= Task description =
For this exercise, print all of the entries exactly as given.

○ ○ ○

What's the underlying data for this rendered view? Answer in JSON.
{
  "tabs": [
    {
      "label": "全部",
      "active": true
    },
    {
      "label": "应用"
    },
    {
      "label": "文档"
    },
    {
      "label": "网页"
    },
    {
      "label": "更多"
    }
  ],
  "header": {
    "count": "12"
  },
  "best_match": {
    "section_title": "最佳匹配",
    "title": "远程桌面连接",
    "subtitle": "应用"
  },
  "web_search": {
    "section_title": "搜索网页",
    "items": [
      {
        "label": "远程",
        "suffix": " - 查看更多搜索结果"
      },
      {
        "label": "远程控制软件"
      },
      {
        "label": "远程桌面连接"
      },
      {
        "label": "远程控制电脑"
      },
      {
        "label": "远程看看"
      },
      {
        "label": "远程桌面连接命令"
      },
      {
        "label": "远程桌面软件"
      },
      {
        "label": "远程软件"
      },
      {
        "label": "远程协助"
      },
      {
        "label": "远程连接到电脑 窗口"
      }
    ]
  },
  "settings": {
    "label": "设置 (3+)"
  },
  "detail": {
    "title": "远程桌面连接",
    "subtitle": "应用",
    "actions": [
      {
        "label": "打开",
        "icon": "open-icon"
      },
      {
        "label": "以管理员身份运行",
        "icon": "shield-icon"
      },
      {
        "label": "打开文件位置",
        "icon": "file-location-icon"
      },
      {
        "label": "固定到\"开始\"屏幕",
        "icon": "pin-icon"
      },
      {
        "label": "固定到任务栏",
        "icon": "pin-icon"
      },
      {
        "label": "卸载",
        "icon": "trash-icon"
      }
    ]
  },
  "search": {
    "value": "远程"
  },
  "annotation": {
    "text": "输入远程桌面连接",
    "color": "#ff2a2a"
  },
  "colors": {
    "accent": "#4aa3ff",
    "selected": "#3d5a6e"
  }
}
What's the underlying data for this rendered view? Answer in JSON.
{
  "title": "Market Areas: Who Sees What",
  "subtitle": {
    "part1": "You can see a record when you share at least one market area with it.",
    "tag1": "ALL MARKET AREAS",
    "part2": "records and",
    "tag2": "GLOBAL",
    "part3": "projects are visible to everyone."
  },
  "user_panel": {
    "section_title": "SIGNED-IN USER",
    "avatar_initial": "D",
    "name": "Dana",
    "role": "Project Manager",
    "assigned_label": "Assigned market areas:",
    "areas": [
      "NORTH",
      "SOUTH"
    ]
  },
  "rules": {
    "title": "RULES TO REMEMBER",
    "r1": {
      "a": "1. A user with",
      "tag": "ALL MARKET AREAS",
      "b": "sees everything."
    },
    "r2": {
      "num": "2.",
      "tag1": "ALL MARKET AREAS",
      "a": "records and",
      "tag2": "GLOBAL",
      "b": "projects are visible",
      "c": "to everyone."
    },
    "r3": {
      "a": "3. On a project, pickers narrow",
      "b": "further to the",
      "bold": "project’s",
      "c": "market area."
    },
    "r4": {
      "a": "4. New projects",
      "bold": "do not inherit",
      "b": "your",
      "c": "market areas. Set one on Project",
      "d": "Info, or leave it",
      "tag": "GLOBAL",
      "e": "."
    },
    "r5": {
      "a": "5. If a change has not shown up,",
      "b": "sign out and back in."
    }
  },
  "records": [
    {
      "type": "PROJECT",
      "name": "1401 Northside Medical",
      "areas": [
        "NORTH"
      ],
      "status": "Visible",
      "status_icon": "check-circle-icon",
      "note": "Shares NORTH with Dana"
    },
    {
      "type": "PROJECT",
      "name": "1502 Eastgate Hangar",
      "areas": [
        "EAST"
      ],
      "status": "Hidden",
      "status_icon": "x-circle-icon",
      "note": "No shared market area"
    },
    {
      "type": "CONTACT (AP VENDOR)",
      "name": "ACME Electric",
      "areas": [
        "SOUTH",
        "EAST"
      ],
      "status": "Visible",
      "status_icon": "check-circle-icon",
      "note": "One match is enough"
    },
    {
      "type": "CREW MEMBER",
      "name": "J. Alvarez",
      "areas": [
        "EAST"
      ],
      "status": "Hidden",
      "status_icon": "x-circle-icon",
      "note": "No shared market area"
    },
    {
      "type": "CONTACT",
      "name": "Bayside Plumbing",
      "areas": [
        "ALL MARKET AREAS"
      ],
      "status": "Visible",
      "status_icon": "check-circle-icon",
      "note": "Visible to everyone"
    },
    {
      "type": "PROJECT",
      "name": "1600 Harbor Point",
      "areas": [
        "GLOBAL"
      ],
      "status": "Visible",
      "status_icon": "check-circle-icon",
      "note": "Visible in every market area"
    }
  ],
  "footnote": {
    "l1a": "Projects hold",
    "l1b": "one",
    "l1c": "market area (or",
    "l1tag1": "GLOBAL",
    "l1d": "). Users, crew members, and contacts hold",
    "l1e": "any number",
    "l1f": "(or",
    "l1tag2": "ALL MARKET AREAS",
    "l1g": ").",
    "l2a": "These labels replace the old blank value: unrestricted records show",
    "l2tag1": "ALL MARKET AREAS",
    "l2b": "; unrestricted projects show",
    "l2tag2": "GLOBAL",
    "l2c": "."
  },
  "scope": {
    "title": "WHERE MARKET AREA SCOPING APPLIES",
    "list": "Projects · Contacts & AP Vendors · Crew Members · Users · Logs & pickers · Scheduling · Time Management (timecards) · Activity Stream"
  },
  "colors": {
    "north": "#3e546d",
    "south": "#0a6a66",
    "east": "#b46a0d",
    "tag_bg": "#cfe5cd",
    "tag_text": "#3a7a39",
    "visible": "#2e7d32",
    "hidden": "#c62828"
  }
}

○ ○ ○

= Result below =
What's the underlying data for this rendered view? Answer in JSON.
{
  "tabs": [
    {
      "label": "全部",
      "active": true
    },
    {
      "label": "应用"
    },
    {
      "label": "文档"
    },
    {
      "label": "网页"
    },
    {
      "label": "更多"
    }
  ],
  "header": {
    "count": "12"
  },
  "best_match": {
    "section_title": "最佳匹配",
    "title": "远程桌面连接",
    "subtitle": "应用"
  },
  "web_search": {
    "section_title": "搜索网页",
    "items": [
      {
        "label": "远程",
        "suffix": " - 查看更多搜索结果"
      },
      {
        "label": "远程控制软件"
      },
      {
        "label": "远程桌面连接"
      },
      {
        "label": "远程控制电脑"
      },
      {
        "label": "远程看看"
      },
      {
        "label": "远程桌面连接命令"
      },
      {
        "label": "远程桌面软件"
      },
      {
        "label": "远程软件"
      },
      {
        "label": "远程协助"
      },
      {
        "label": "远程连接到电脑 窗口"
      }
    ]
  },
  "settings": {
    "label": "设置 (3+)"
  },
  "detail": {
    "title": "远程桌面连接",
    "subtitle": "应用",
    "actions": [
      {
        "label": "打开",
        "icon": "open-icon"
      },
      {
        "label": "以管理员身份运行",
        "icon": "shield-icon"
      },
      {
        "label": "打开文件位置",
        "icon": "file-location-icon"
      },
      {
        "label": "固定到\"开始\"屏幕",
        "icon": "pin-icon"
      },
      {
        "label": "固定到任务栏",
        "icon": "pin-icon"
      },
      {
        "label": "卸载",
        "icon": "trash-icon"
      }
    ]
  },
  "search": {
    "value": "远程"
  },
  "annotation": {
    "text": "输入远程桌面连接",
    "color": "#ff2a2a"
  },
  "colors": {
    "accent": "#4aa3ff",
    "selected": "#3d5a6e"
  }
}
What's the underlying data for this rendered view? Answer in JSON.
{
  "title": "Market Areas: Who Sees What",
  "subtitle": {
    "part1": "You can see a record when you share at least one market area with it.",
    "tag1": "ALL MARKET AREAS",
    "part2": "records and",
    "tag2": "GLOBAL",
    "part3": "projects are visible to everyone."
  },
  "user_panel": {
    "section_title": "SIGNED-IN USER",
    "avatar_initial": "D",
    "name": "Dana",
    "role": "Project Manager",
    "assigned_label": "Assigned market areas:",
    "areas": [
      "NORTH",
      "SOUTH"
    ]
  },
  "rules": {
    "title": "RULES TO REMEMBER",
    "r1": {
      "a": "1. A user with",
      "tag": "ALL MARKET AREAS",
      "b": "sees everything."
    },
    "r2": {
      "num": "2.",
      "tag1": "ALL MARKET AREAS",
      "a": "records and",
      "tag2": "GLOBAL",
      "b": "projects are visible",
      "c": "to everyone."
    },
    "r3": {
      "a": "3. On a project, pickers narrow",
      "b": "further to the",
      "bold": "project’s",
      "c": "market area."
    },
    "r4": {
      "a": "4. New projects",
      "bold": "do not inherit",
      "b": "your",
      "c": "market areas. Set one on Project",
      "d": "Info, or leave it",
      "tag": "GLOBAL",
      "e": "."
    },
    "r5": {
      "a": "5. If a change has not shown up,",
      "b": "sign out and back in."
    }
  },
  "records": [
    {
      "type": "PROJECT",
      "name": "1401 Northside Medical",
      "areas": [
        "NORTH"
      ],
      "status": "Visible",
      "status_icon": "check-circle-icon",
      "note": "Shares NORTH with Dana"
    },
    {
      "type": "PROJECT",
      "name": "1502 Eastgate Hangar",
      "areas": [
        "EAST"
      ],
      "status": "Hidden",
      "status_icon": "x-circle-icon",
      "note": "No shared market area"
    },
    {
      "type": "CONTACT (AP VENDOR)",
      "name": "ACME Electric",
      "areas": [
        "SOUTH",
        "EAST"
      ],
      "status": "Visible",
      "status_icon": "check-circle-icon",
      "note": "One match is enough"
    },
    {
      "type": "CREW MEMBER",
      "name": "J. Alvarez",
      "areas": [
        "EAST"
      ],
      "status": "Hidden",
      "status_icon": "x-circle-icon",
      "note": "No shared market area"
    },
    {
      "type": "CONTACT",
      "name": "Bayside Plumbing",
      "areas": [
        "ALL MARKET AREAS"
      ],
      "status": "Visible",
      "status_icon": "check-circle-icon",
      "note": "Visible to everyone"
    },
    {
      "type": "PROJECT",
      "name": "1600 Harbor Point",
      "areas": [
        "GLOBAL"
      ],
      "status": "Visible",
      "status_icon": "check-circle-icon",
      "note": "Visible in every market area"
    }
  ],
  "footnote": {
    "l1a": "Projects hold",
    "l1b": "one",
    "l1c": "market area (or",
    "l1tag1": "GLOBAL",
    "l1d": "). Users, crew members, and contacts hold",
    "l1e": "any number",
    "l1f": "(or",
    "l1tag2": "ALL MARKET AREAS",
    "l1g": ").",
    "l2a": "These labels replace the old blank value: unrestricted records show",
    "l2tag1": "ALL MARKET AREAS",
    "l2b": "; unrestricted projects show",
    "l2tag2": "GLOBAL",
    "l2c": "."
  },
  "scope": {
    "title": "WHERE MARKET AREA SCOPING APPLIES",
    "list": "Projects · Contacts & AP Vendors · Crew Members · Users · Logs & pickers · Scheduling · Time Management (timecards) · Activity Stream"
  },
  "colors": {
    "north": "#3e546d",
    "south": "#0a6a66",
    "east": "#b46a0d",
    "tag_bg": "#cfe5cd",
    "tag_text": "#3a7a39",
    "visible": "#2e7d32",
    "hidden": "#c62828"
  }
}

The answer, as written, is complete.